PROMPT - Search the listing below for the word "Branch" and copy each line that holds it.

--- START ---

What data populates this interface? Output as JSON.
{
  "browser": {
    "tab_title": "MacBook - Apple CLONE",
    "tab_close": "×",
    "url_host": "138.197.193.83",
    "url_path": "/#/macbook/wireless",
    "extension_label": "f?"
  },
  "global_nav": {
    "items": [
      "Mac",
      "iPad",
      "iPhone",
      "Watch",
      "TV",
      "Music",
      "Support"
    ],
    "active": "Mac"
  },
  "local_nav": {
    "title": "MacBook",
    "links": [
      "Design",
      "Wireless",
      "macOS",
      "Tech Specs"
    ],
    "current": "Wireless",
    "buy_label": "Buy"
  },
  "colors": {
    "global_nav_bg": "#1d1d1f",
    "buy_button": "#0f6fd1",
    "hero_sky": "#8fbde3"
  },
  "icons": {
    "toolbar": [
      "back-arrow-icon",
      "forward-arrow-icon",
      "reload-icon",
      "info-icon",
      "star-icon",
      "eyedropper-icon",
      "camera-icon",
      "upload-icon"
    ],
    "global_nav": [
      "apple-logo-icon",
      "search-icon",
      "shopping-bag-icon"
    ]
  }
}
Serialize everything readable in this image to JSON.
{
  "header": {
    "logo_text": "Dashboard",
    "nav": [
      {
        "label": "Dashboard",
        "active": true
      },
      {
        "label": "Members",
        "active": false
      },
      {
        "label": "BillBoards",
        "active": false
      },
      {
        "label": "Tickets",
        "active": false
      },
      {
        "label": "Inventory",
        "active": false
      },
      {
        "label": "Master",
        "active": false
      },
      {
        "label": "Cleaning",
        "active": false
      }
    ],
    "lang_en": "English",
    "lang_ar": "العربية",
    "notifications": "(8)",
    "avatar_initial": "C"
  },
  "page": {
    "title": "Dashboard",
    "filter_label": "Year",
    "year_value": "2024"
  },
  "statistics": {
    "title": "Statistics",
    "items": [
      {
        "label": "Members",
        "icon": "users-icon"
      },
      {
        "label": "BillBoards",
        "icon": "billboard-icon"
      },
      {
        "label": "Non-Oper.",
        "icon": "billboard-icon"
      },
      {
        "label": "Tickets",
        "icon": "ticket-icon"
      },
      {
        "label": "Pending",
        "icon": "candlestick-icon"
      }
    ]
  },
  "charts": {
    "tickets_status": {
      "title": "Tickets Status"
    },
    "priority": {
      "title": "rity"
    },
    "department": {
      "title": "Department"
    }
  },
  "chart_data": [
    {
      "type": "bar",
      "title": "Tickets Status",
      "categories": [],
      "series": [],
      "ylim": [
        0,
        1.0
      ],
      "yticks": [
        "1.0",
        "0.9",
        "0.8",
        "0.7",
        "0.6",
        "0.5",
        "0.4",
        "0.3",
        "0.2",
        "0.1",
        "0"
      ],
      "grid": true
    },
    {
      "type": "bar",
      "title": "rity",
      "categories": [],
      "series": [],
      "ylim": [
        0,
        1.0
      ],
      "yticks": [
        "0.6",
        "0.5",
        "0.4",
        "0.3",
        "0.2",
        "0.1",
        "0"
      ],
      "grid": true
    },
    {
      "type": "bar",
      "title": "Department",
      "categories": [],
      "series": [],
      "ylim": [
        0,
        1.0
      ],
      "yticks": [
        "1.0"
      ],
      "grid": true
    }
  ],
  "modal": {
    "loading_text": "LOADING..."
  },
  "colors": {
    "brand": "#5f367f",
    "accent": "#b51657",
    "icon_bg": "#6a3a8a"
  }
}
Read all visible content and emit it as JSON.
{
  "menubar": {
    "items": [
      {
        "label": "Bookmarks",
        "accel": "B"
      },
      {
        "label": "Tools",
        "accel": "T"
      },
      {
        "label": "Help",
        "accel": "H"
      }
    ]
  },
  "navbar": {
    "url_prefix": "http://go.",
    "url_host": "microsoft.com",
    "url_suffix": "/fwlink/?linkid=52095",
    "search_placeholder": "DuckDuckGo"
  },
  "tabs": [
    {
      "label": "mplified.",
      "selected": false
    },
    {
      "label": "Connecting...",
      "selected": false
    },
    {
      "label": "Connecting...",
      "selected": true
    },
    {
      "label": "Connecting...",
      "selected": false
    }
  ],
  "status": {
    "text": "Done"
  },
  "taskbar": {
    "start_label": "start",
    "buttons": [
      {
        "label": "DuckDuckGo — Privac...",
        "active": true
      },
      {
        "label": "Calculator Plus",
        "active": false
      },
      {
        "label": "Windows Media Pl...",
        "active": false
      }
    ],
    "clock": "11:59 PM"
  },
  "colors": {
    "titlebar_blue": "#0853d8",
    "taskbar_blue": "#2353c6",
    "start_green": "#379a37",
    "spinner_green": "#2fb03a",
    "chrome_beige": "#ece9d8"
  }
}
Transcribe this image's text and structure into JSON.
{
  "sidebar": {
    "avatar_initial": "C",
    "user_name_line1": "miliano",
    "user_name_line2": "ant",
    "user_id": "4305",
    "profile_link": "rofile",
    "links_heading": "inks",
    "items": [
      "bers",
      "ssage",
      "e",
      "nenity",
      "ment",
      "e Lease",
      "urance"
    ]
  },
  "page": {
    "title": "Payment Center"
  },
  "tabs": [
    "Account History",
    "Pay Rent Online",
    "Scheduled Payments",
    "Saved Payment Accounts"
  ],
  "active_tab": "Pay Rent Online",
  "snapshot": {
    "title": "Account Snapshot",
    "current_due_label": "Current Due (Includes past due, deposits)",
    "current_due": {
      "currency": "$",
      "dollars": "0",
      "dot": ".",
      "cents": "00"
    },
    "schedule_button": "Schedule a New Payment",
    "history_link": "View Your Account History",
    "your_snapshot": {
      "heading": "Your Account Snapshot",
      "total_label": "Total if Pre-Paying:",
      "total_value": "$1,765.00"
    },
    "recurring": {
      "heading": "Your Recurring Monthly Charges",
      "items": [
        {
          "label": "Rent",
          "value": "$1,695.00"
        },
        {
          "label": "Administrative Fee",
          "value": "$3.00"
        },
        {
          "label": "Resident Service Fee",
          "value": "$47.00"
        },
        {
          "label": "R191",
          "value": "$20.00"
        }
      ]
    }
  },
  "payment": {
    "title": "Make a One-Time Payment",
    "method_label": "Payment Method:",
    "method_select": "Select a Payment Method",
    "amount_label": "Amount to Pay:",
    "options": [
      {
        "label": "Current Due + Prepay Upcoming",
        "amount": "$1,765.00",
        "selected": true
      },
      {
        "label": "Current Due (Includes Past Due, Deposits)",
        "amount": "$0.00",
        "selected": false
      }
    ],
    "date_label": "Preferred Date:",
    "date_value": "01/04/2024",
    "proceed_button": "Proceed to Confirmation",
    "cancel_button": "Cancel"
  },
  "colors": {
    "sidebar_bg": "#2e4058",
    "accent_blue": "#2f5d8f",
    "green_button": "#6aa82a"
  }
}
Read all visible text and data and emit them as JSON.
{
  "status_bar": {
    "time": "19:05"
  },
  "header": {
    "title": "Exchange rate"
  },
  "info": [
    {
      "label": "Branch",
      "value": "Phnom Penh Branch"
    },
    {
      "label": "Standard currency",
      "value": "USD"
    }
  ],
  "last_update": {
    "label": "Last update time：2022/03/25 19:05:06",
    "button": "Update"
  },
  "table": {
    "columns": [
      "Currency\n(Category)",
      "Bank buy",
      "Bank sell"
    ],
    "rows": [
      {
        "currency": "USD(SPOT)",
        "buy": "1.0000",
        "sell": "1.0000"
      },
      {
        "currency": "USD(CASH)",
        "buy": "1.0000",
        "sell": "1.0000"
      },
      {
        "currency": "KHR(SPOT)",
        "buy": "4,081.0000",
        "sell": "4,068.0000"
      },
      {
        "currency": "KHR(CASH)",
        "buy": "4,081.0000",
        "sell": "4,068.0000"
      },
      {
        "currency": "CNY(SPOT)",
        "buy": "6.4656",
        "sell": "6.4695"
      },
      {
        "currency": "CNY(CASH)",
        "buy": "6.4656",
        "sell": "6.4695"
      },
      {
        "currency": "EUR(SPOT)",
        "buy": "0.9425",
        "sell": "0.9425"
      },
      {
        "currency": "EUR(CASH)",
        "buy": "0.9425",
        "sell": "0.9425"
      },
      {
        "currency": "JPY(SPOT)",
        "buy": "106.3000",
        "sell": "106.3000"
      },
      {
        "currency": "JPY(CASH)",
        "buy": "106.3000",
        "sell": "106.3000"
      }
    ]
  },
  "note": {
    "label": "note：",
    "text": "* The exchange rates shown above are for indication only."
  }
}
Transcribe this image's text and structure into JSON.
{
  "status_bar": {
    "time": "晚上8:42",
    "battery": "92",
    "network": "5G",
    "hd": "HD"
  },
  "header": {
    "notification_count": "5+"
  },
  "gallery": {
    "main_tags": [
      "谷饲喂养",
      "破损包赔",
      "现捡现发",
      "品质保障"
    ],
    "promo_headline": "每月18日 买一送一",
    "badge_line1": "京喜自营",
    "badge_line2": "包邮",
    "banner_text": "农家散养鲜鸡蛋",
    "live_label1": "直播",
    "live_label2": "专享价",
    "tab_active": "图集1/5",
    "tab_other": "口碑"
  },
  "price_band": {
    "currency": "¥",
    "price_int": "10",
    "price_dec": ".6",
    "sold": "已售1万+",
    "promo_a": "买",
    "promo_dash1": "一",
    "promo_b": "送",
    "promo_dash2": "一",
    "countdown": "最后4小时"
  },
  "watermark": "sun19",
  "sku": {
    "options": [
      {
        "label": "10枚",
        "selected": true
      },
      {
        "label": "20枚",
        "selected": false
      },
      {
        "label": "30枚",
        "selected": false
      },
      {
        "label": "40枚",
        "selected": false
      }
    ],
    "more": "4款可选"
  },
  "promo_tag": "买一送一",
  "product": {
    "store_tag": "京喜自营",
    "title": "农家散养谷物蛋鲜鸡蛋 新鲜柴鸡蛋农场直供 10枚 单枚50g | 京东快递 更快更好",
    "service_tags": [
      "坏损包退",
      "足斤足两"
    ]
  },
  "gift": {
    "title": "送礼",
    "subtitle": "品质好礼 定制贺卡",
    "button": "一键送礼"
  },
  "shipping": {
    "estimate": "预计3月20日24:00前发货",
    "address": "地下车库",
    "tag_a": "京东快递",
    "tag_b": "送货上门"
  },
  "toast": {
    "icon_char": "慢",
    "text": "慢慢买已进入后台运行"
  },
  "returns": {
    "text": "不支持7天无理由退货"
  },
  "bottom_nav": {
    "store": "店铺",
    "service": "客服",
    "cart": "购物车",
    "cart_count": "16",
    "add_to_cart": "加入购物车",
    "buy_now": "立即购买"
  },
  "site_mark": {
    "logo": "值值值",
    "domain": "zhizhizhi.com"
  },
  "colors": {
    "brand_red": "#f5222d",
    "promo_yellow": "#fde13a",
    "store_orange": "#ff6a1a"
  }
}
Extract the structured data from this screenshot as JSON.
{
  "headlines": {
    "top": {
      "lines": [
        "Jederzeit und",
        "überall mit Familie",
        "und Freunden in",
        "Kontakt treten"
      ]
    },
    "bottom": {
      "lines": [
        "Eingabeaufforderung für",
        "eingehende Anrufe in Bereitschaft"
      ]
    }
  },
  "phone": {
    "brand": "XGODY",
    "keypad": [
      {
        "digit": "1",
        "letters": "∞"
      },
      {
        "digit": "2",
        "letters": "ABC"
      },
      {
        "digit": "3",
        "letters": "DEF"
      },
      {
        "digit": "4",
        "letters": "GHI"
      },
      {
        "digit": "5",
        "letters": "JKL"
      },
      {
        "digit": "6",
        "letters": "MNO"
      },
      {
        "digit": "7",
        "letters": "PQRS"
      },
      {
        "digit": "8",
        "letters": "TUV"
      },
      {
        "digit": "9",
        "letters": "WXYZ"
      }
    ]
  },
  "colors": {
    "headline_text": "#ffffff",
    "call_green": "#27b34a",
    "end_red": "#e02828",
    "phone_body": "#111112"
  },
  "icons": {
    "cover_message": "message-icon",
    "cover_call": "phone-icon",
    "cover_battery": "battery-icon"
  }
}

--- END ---

ANSWER TO THE PROBLEM -
      "label": "Branch",
      "value": "Phnom Penh Branch"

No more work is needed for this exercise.